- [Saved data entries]
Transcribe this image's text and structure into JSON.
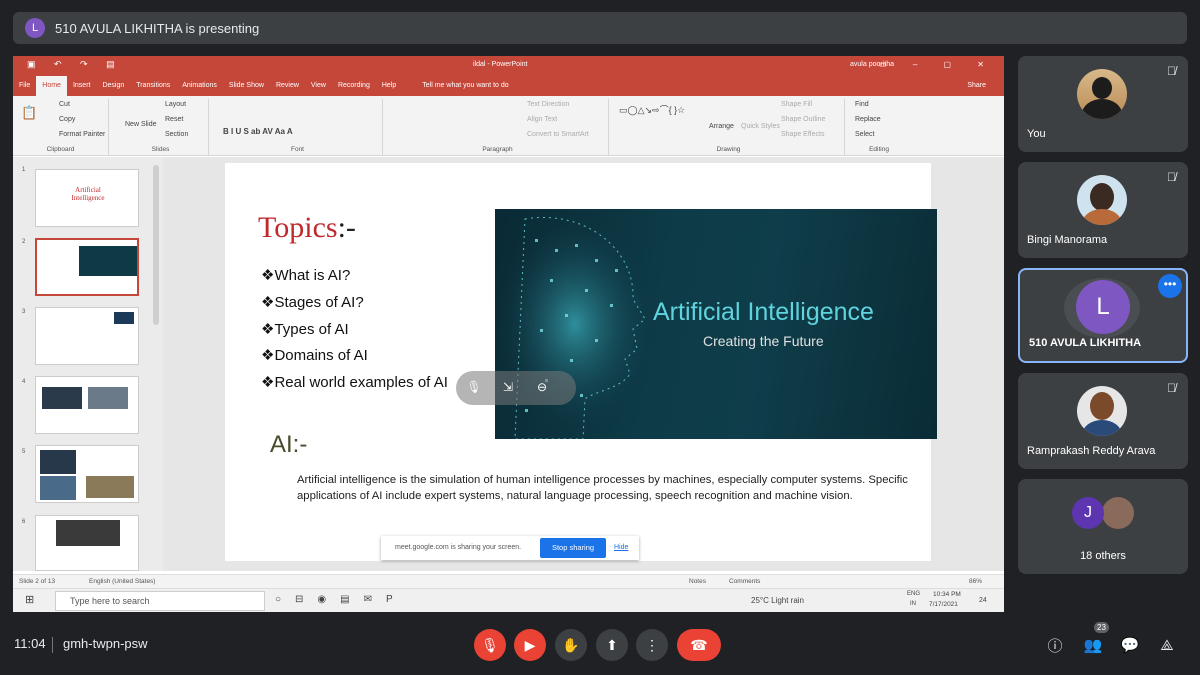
{
  "presenting_banner": {
    "initial": "L",
    "text": "510 AVULA LIKHITHA is presenting"
  },
  "ppt": {
    "window_title": "ildal - PowerPoint",
    "user": "avula pooritha",
    "tabs": [
      "File",
      "Home",
      "Insert",
      "Design",
      "Transitions",
      "Animations",
      "Slide Show",
      "Review",
      "View",
      "Recording",
      "Help"
    ],
    "tell_me": "Tell me what you want to do",
    "share": "Share",
    "ribbon": {
      "clipboard": {
        "label": "Clipboard",
        "paste": "Paste",
        "cut": "Cut",
        "copy": "Copy",
        "format_painter": "Format Painter"
      },
      "slides": {
        "label": "Slides",
        "new_slide": "New Slide",
        "layout": "Layout",
        "reset": "Reset",
        "section": "Section"
      },
      "font": {
        "label": "Font"
      },
      "paragraph": {
        "label": "Paragraph",
        "text_direction": "Text Direction",
        "align_text": "Align Text",
        "smartart": "Convert to SmartArt"
      },
      "drawing": {
        "label": "Drawing",
        "arrange": "Arrange",
        "quick_styles": "Quick Styles",
        "shape_fill": "Shape Fill",
        "shape_outline": "Shape Outline",
        "shape_effects": "Shape Effects"
      },
      "editing": {
        "label": "Editing",
        "find": "Find",
        "replace": "Replace",
        "select": "Select"
      }
    },
    "thumb_numbers": [
      "1",
      "2",
      "3",
      "4",
      "5",
      "6"
    ],
    "thumb1_text": "Artificial Intelligence",
    "slide": {
      "topics_title": "Topics",
      "topics_suffix": ":-",
      "bullets": [
        "❖What is AI?",
        "❖Stages of AI?",
        "❖Types of AI",
        "❖Domains of AI",
        "❖Real world examples of AI"
      ],
      "ai_title": "AI:-",
      "ai_desc": "Artificial intelligence is the simulation of human intelligence processes by machines, especially computer systems. Specific applications of AI include expert systems, natural language processing, speech recognition and machine vision.",
      "image_title": "Artificial Intelligence",
      "image_subtitle": "Creating the Future"
    },
    "meet_bar": {
      "message": "meet.google.com is sharing your screen.",
      "stop": "Stop sharing",
      "hide": "Hide"
    },
    "status": {
      "slide": "Slide 2 of 13",
      "lang": "English (United States)",
      "notes": "Notes",
      "comments": "Comments",
      "zoom": "86%"
    },
    "taskbar": {
      "search": "Type here to search",
      "weather": "25°C  Light rain",
      "lang1": "ENG",
      "lang2": "IN",
      "time": "10:34 PM",
      "date": "7/17/2021",
      "notif": "24"
    }
  },
  "participants": [
    {
      "name": "You"
    },
    {
      "name": "Bingi Manorama"
    },
    {
      "name": "510 AVULA LIKHITHA",
      "initial": "L"
    },
    {
      "name": "Ramprakash Reddy Arava"
    },
    {
      "name": "18 others",
      "initial": "J"
    }
  ],
  "bottom": {
    "time": "11:04",
    "code": "gmh-twpn-psw",
    "people_count": "23"
  },
  "colors": {
    "ppt_accent": "#c5473a",
    "meet_bg": "#202124",
    "tile_bg": "#3c4043",
    "end_call": "#ea4335",
    "stop_sharing": "#1a73e8",
    "active_tile_border": "#8ab4f8"
  }
}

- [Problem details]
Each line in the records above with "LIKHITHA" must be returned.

- [Answer section]
    "text": "510 AVULA LIKHITHA is presenting"
      "name": "510 AVULA LIKHITHA",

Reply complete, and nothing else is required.